It’s Time to Abandon the Iran Deal

During a recent Senate hearing, the White House Iran envoy, Robert Malley, offered a dismal view of the prospects for a nuclear agreement with the Islamic Republic, claiming that the administration is “fully prepared to live with and confront the reality” of not reaching a deal. Then, yesterday, Tehran announced it was shutting off the cameras used by nuclear inspectors at its uranium-enrichment sites, meaning that there are now no remaining checks on its path to a bomb. Eric Edelman and Charles Wald argue that the administration should immediately abandon negotiations and adopt a new plan to curb Iranian aggression, rather than allow the mullahs to draw out talks indefinitely.

Foremost, this means supporting Israel’s freedom of action, [as it has] borne the heaviest burdens of holding the line against Tehran. The United States should swiftly transfer key weaponry for which Israel already is arranging procurement, including KC-46A refueling tankers, additional F-35 aircraft, precision-guided munitions, and missile defenses.

Building on strategic opportunities created by the Abraham Accords, the Biden administration should find ways to incorporate Israel’s highly capable forces into U.S.-led joint military exercises, operations, and maritime-security task forces with its Arab partners. Additionally, serious efforts are urgently needed to build an effective region-wide air defense and shared early-warning system to counter Iran’s alarming advances in missiles and armed drones. The United States should also explore ways to facilitate the transfer of Israel’s world-class air-defense systems to the Gulf.
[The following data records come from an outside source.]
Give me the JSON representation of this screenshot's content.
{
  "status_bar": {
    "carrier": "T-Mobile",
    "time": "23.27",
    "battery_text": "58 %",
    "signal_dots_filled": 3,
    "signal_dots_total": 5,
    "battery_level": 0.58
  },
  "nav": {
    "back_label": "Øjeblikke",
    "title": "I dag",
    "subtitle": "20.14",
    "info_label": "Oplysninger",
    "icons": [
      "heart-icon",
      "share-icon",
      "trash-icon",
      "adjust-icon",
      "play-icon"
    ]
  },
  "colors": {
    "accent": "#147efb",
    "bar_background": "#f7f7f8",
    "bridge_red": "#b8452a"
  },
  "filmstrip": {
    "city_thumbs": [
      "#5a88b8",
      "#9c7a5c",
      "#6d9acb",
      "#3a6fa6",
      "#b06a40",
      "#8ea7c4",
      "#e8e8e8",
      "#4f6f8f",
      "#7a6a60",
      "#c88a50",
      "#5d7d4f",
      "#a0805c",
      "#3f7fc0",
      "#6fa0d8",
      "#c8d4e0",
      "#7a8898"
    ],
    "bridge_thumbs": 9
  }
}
A potential Middle East summit next month, when the president visits Israel, offers the perfect opportunity to announce formally this strengthened U.S. approach . . . and to mend diplomatic fences with Riyadh and Abu Dhabi. Both of these vital partners have been deeply alarmed by the persistence of Plan A and have begun hedging toward some combination of China, Russia, and Iran.

Read more at The Hill

More about: Iran nuclear program, Israeli Security, Joseph Biden, U.S. Foreign policy


The Right and Wrong Ways for the U.S. to Support the Palestinians

Sept. 29 2023

On Wednesday, Elliott Abrams testified before Congress about the Taylor Force Act, passed in 2018 to withhold U.S. funds from the Palestinian Authority (PA) so long as it continues to reward terrorists and their families with cash. Abrams cites several factors explaining the sharp increase in Palestinian terrorism this year, among them Iran’s attempt to wage proxy war on Israel; another is the “Palestinian Authority’s continuing refusal to fight terrorism.” (Video is available at the link below.)

As long as the “pay for slay” system continues, the message to Palestinians is that terrorists should be honored and rewarded. And indeed year after year, the PA honors individuals who have committed acts of terror by naming plazas or schools after them or announcing what heroes they are or were.

There are clear alternatives to “pay to slay.” It would be reasonable for the PA to say that, whatever the crime committed, the criminal’s family and children should not suffer for it. The PA could have implemented a welfare-based system, a system of family allowances based on the number of children—as one example. It has steadfastly refused to do so, precisely because such a system would no longer honor and reward terrorists based on the seriousness of their crimes.

These efforts, like the act itself, are not at all meant to diminish assistance to the Palestinian people. Rather, they are efforts to direct aid to the Palestinian people rather than to convicted terrorists. . . . [T]he Taylor Force Act does not stop U.S. assistance to Palestinians, but keeps it out of hands in the PA that are channels for paying rewards for terror.

[S]hould the United States continue to aid the Palestinian security forces? My answer is yes, and I note that it is also the answer of Israel and Jordan. As I’ve noted, PA efforts against Hamas or other groups may be self-interested—fights among rivals, not principled fights against terrorism. Yet they can have the same effect of lessening the Iranian-backed terrorism committed by Palestinian groups that Iran supports.

Read more at Council on Foreign Relations

More about: Palestinian Authority, Palestinian terror, U.S. Foreign policy